The EU Commission plan on becoming more and more strict on the amount of greenhouse gases a new car can emit, though they have not set any laws in stone just yet.

UK lawns at risk as parking spaces at premium

August 3, 2012
Posted in Number Plates — Written by Nationla Numbers

Millions of UK front gardens have been turned into parking spaces, according to recently published research.

Around seven million homes now have their front gardens buried under concrete. That amounts to one-third of the gardens in the country and almost 100 Hyde Parks.

The RAC Foundation report, Spaced Out: Perspectives on Parking Policy, shows that paved plots have doubled in the last couple of decades with 30% in 2011 compared to just 16% in 1991.

Rising concrete conversions are attributed to an inflation of car ownership, growing from 21m in 1991 to 28.5m in 2011. A further increase of 32m is estimated over the next two decades.

“On the face of it parking is an inconsequential act. But it is a hugely emotive topic and providing adequate parking in the right place at the right price is a big challenge for planning authorities”, says Prof Stephen Glaister, director of the RAC Foundation.

“We fear councils regard parking provision as an afterthought. Unlike their legal obligation to keep traffic moving there is no law that makes them provide adequate space for stationary cars.”

Further concerns have been voiced by the Committee on Climate Change, who believe the loss of urban green space will have environmental drawbacks.

“Paving over surfaces can also intensify the urban heat island effect, potentially magnifying the effects of heatwaves in cities”, said the Committee spokesperson.

With less ground to soak into rainwater from storms will also increase the danger of flooding in urban areas.

It also presents a threat to local wildlife according to the London Wildlife Trust who found that the capital city was losing 7,410 acres of land per year – the size of two-and-a-half Hyde Parks.

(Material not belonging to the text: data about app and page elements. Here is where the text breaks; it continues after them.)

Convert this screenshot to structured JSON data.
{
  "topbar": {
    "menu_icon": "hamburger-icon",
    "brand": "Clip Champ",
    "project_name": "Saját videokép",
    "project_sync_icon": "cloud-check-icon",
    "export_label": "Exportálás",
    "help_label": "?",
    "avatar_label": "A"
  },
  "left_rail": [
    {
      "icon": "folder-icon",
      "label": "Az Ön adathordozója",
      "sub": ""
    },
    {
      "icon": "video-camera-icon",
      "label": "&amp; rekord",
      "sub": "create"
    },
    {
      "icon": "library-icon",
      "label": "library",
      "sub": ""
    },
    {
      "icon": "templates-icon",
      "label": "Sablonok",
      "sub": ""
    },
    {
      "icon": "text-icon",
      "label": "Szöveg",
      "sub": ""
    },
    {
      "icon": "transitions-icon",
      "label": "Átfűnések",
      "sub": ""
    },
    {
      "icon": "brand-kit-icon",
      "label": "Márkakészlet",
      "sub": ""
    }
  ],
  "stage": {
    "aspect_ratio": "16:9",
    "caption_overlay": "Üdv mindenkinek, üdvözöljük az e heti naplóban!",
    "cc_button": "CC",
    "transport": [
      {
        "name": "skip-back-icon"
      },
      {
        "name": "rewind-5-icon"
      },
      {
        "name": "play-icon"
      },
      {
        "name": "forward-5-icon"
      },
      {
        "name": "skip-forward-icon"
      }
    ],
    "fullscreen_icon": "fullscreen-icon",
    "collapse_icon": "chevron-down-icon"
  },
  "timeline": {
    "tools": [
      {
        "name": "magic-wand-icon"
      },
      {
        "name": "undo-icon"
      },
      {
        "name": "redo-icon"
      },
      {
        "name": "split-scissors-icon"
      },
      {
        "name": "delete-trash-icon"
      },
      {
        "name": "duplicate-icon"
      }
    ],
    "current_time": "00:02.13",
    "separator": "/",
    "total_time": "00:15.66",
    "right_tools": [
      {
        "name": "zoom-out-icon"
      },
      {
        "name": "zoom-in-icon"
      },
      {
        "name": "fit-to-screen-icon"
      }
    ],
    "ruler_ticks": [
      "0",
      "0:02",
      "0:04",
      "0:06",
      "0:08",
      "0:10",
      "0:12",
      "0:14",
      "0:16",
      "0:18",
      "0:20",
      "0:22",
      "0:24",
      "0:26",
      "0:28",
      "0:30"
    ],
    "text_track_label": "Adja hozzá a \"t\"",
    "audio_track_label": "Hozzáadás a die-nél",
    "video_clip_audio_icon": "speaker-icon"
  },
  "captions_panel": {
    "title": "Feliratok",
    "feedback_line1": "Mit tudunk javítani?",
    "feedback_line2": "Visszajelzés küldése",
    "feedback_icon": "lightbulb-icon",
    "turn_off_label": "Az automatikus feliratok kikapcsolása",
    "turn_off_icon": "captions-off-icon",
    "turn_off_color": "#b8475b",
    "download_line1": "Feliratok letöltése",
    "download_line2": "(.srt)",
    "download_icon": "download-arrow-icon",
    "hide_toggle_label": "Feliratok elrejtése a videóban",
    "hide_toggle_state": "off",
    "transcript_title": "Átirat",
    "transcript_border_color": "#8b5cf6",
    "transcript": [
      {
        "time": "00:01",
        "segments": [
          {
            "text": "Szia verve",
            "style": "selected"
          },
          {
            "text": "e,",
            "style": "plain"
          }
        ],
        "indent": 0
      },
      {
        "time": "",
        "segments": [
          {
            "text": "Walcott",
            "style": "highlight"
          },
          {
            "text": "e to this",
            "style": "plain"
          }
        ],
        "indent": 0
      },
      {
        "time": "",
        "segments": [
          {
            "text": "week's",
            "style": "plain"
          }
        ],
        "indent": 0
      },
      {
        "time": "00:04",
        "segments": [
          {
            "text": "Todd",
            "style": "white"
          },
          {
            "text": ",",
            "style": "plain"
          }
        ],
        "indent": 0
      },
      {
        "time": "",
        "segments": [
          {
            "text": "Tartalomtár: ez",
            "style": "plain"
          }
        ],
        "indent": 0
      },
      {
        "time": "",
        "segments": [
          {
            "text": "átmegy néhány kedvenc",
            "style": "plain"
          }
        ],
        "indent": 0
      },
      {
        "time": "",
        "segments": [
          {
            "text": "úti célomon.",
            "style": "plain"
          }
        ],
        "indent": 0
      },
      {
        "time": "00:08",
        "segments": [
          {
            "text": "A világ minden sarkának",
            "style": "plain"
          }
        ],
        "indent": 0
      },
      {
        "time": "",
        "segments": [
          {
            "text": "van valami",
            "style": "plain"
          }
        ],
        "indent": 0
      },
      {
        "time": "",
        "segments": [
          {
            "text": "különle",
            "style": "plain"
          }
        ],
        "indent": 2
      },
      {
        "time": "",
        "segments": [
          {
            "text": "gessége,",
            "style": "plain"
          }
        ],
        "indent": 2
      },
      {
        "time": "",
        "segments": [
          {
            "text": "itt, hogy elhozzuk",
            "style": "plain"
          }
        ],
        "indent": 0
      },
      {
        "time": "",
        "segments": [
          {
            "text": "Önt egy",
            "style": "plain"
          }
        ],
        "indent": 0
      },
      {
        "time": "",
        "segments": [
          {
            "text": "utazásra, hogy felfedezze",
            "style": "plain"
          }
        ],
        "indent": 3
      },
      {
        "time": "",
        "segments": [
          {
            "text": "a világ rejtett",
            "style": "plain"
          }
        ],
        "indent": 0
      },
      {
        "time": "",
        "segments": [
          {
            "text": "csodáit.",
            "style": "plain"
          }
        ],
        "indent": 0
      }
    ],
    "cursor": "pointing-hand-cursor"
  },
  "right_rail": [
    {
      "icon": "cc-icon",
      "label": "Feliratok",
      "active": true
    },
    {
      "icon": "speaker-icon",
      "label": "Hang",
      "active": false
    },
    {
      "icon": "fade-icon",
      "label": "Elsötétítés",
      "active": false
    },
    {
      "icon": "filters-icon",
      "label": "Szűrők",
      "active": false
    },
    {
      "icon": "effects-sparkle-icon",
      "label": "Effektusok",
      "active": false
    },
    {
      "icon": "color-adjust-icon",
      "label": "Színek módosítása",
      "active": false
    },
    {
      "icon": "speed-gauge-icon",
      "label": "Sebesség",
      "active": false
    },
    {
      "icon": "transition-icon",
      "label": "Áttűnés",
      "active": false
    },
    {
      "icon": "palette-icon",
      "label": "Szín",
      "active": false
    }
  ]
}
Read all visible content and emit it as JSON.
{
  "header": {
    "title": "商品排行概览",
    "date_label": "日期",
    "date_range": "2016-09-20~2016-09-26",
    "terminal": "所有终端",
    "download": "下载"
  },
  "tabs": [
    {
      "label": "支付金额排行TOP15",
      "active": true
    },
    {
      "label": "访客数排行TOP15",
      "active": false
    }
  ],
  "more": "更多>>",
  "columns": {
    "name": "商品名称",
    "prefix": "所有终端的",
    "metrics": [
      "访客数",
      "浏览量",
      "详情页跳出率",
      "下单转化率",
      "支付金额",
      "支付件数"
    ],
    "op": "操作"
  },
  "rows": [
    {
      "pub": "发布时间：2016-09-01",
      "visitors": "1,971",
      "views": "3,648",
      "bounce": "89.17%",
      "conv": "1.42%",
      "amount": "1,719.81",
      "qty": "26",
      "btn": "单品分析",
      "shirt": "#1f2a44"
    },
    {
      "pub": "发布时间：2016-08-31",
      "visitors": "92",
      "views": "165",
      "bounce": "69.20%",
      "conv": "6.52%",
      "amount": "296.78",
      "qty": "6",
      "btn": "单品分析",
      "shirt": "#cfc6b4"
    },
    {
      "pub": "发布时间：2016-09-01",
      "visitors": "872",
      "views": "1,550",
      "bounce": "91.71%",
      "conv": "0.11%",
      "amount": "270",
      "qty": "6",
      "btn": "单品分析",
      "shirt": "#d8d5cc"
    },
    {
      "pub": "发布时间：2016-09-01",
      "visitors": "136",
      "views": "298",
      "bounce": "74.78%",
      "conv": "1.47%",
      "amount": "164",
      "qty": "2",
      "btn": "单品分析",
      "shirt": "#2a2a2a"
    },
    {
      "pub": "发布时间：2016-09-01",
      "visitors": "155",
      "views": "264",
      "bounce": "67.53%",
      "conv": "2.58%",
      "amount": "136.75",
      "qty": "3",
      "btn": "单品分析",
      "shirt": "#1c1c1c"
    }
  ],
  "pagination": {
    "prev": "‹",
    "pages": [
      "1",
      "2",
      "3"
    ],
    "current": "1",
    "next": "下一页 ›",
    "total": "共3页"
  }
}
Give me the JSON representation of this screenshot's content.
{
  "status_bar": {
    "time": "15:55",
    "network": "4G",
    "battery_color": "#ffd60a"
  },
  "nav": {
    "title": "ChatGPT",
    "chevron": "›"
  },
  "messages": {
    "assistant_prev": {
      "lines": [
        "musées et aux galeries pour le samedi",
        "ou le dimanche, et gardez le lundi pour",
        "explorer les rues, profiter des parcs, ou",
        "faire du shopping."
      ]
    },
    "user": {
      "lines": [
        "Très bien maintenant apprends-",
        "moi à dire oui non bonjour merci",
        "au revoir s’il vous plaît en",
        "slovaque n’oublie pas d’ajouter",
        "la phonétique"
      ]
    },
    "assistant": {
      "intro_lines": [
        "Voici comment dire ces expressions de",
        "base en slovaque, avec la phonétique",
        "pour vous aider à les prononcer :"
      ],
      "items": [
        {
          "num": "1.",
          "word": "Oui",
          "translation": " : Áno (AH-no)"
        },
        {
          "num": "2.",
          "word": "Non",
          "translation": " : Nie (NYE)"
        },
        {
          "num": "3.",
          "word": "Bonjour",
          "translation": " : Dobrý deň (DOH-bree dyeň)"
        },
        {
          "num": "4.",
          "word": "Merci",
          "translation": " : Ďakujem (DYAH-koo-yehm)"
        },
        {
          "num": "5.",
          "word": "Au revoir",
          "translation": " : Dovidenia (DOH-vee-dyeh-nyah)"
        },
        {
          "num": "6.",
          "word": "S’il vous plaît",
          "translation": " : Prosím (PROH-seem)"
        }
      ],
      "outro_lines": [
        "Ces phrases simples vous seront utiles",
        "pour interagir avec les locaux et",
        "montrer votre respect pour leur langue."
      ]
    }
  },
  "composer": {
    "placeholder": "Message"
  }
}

Carlo Laurenzi, the Chief Executive of the Trust, explained: “Front gardens are an incredibly valuable wildlife resource in any urban environment and in London gardens represent 24% of land.”

Parking spaces are at a premium in urban areas of the UK. The English Housing Survey found that cars at stationary for 96% of their lives, with 80% of that accounting for vehicles parked at home.

Councils across England bring in almost half-a-billion pounds of revenue from parking-related charges.